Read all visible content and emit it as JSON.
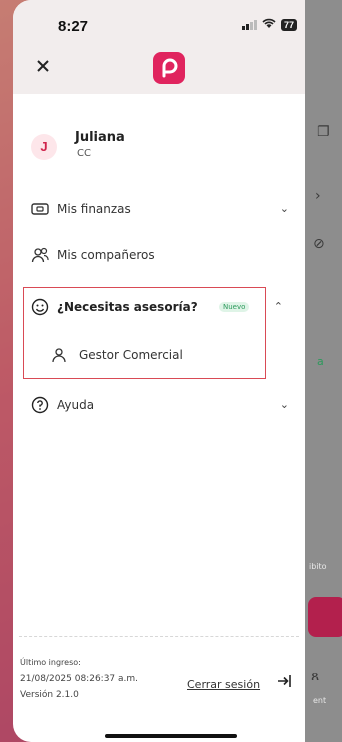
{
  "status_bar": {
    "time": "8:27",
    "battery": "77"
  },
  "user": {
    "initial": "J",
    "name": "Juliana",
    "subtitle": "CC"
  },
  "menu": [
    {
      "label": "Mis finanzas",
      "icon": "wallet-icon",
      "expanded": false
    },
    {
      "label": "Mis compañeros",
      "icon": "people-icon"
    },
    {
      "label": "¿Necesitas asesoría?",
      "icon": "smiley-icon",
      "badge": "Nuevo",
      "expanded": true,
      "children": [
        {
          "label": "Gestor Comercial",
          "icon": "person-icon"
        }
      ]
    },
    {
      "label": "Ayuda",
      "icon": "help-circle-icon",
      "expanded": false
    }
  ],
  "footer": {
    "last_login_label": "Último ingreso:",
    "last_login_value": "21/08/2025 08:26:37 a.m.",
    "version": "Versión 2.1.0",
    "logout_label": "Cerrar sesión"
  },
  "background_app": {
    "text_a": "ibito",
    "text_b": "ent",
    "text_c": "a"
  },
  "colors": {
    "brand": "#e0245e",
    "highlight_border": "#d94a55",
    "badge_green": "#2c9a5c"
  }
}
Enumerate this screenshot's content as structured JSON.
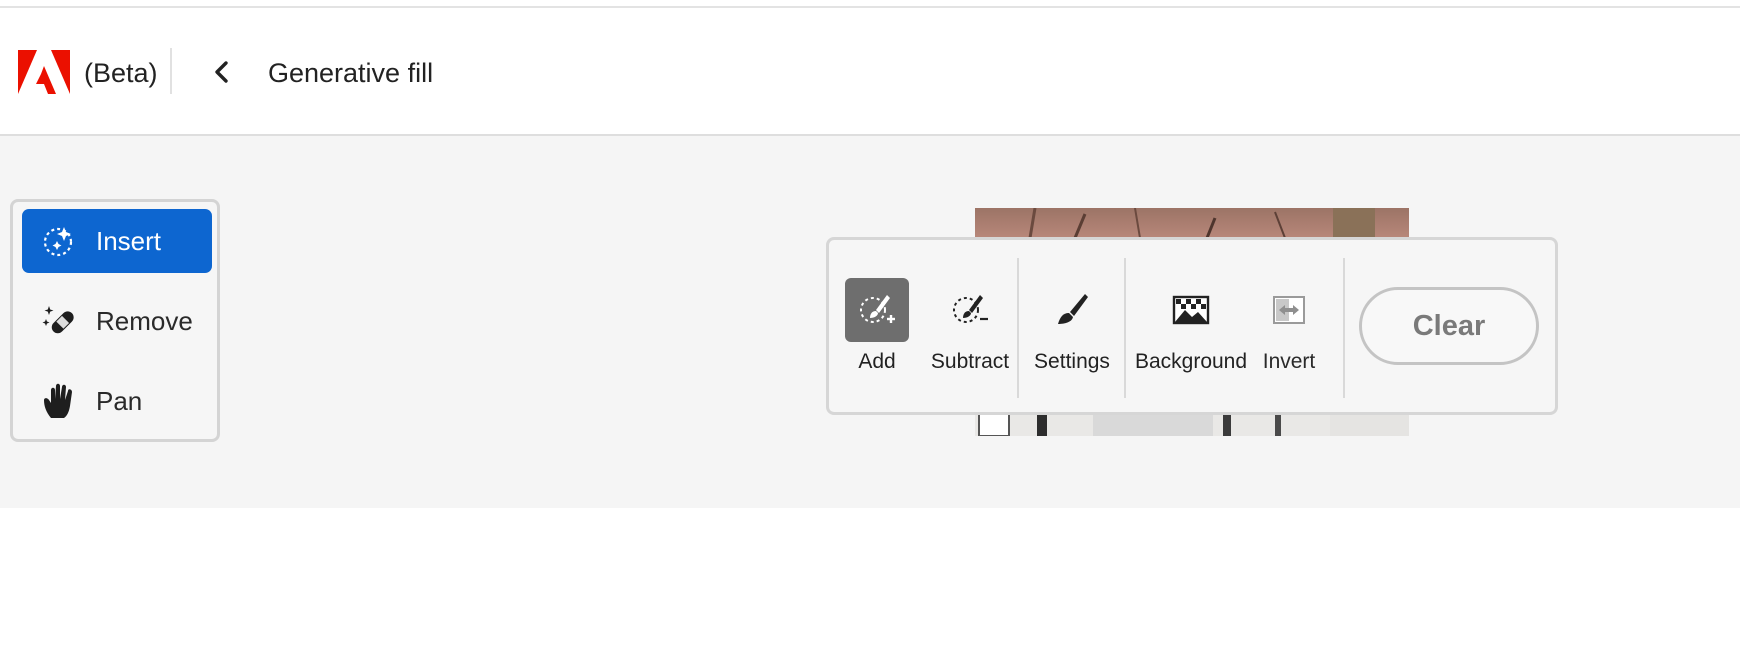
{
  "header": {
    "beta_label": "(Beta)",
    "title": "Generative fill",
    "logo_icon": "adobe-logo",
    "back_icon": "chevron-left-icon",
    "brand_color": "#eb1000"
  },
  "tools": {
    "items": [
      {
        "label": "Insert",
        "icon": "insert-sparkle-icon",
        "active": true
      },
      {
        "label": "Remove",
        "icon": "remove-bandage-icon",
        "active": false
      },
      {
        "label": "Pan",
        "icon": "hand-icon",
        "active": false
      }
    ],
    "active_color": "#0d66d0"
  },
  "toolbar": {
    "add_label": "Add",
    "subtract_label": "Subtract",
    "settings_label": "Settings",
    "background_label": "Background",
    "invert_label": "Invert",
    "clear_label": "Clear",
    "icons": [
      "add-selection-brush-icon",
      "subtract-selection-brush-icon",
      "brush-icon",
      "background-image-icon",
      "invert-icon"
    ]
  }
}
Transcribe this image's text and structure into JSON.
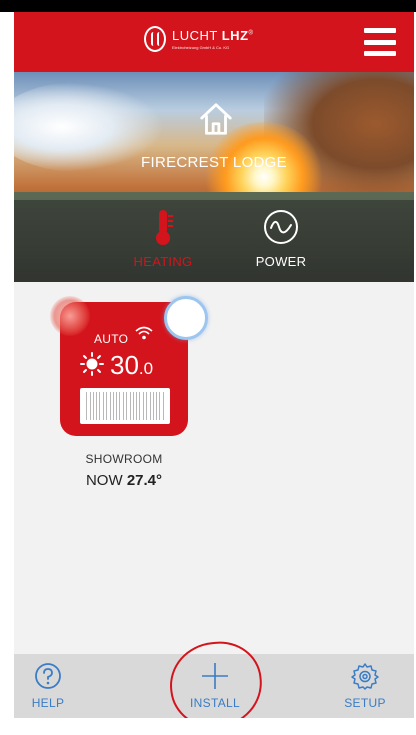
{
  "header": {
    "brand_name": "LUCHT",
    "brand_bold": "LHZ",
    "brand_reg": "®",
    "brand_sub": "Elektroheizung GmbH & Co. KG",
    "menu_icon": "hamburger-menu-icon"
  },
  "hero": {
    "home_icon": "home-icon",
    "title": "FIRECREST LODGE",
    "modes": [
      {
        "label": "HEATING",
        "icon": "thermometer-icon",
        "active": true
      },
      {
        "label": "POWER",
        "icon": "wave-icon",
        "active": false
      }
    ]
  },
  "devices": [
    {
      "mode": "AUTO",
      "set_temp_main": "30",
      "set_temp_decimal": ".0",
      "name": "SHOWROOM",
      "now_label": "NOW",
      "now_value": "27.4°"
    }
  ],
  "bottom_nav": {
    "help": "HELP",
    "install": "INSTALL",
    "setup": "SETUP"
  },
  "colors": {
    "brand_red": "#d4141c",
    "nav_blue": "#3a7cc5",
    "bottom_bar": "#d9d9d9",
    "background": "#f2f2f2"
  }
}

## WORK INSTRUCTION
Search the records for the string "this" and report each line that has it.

## RESULT BELOW
Enumerate this screenshot's content as structured JSON.
Transcribe this image's text and structure into JSON.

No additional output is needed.